By being one of the few teams that do use a lot of shifts and motions, Florida causes problems in the week before the game, too. Teams have four days to game plan, and with the NCAA’s 20-hour rule there’s not enough time to completely prepare for what they’ll see on Saturday.
"You’re talking about a four-day practice period," Muschamp said. "That’s asking an awful lot, especially if you have a young defense or you run a multiple defense where you’ve got to be able to adjust things out."
But there’s a flip side to that as well. It’s a complex system to for the players to pick up and there’s more to it than just remembering which player moves from left to right.
"I think it's a lot of recognition, film study, understanding defenses, understanding what concepts we fit to beat the defense," Pease said. "Defenses nowadays, they don't sit there like ducks anymore. They're constantly moving. Backers are sliding, front-shifting, slanting, jamming your counts. They're just not going to sit there and make it easy for you. (Teams are) changing from an odd to an even defense. There's a lot of calls for the lines up front. There's a lot of things of things you have to prepare for."
Plus there’s substituting players, getting the play called in a timely manner, and the timing of the shifts and motions. More than one player can’t be in motion at one time or it’s a penalty. In addition, there are contingencies the players have to know if they break the huddle with less time on the play clock than is needed to complete the shifts and motions.
"Sometimes we're running into where a guy isn't set and the motion starts and you've got two guys moving. Well, you can't do that,” Pease said. "How do we handle that? We've got a troubleshooting situation, where we know what to do, but you hope that doesn't happen a lot. But you still have to create it. We've got top polish that up.
"You've got to get perfection on it."
The Gators are getting close, Hammond said.

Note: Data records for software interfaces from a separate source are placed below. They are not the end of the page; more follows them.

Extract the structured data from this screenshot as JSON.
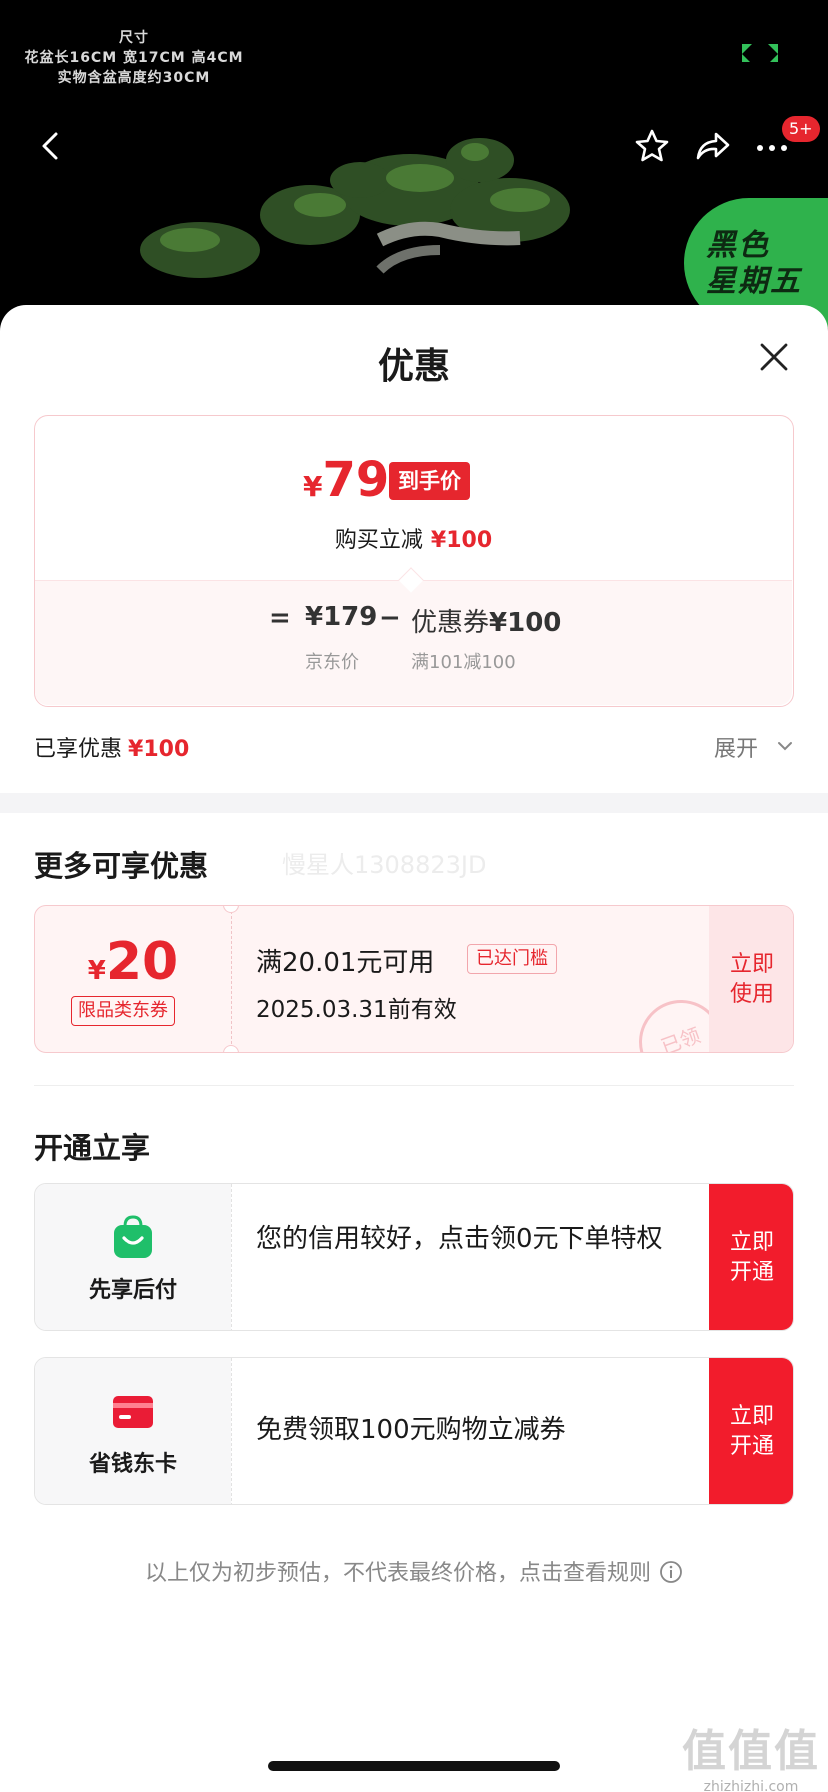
{
  "hero": {
    "dim_lines": [
      "尺寸",
      "花盆长16CM 宽17CM 高4CM",
      "实物含盆高度约30CM"
    ],
    "message_count": "5+",
    "black_friday_line1": "黑色",
    "black_friday_line2": "星期五"
  },
  "sheet": {
    "title": "优惠"
  },
  "price_card": {
    "currency": "¥",
    "final_price": "79",
    "final_tag": "到手价",
    "reduce_label": "购买立减",
    "reduce_amount": "¥100",
    "eq": "=",
    "jd_price": "¥179",
    "minus": "−",
    "coupon_label": "优惠券",
    "coupon_amount": "¥100",
    "jd_price_label": "京东价",
    "coupon_rule": "满101减100"
  },
  "enjoyed": {
    "label": "已享优惠",
    "amount": "¥100",
    "expand_label": "展开"
  },
  "more_offers": {
    "title": "更多可享优惠",
    "user_watermark": "慢星人1308823JD",
    "coupon": {
      "currency": "¥",
      "amount": "20",
      "type": "限品类东券",
      "condition": "满20.01元可用",
      "reached_tag": "已达门槛",
      "expire": "2025.03.31前有效",
      "stamp": "已领",
      "button_line1": "立即",
      "button_line2": "使用"
    }
  },
  "open_enjoy": {
    "title": "开通立享",
    "services": [
      {
        "name": "先享后付",
        "desc": "您的信用较好，点击领0元下单特权",
        "button_line1": "立即",
        "button_line2": "开通"
      },
      {
        "name": "省钱东卡",
        "desc": "免费领取100元购物立减券",
        "button_line1": "立即",
        "button_line2": "开通"
      }
    ]
  },
  "disclaimer": "以上仅为初步预估，不代表最终价格，点击查看规则",
  "site_mark": {
    "big": "值值值",
    "small": "zhizhizhi.com"
  },
  "colors": {
    "accent_red": "#e6262e",
    "button_red": "#f21c2c",
    "black_friday_green": "#2fb24c"
  }
}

But it took spring practice and extra time in the summer when the quarterbacks and receivers were throwing on their own.
"Every now and then we have a brain fart, but it’s not like a consistent mess-up," he said. "Everybody’s pretty much on point and we’re pretty much good to go."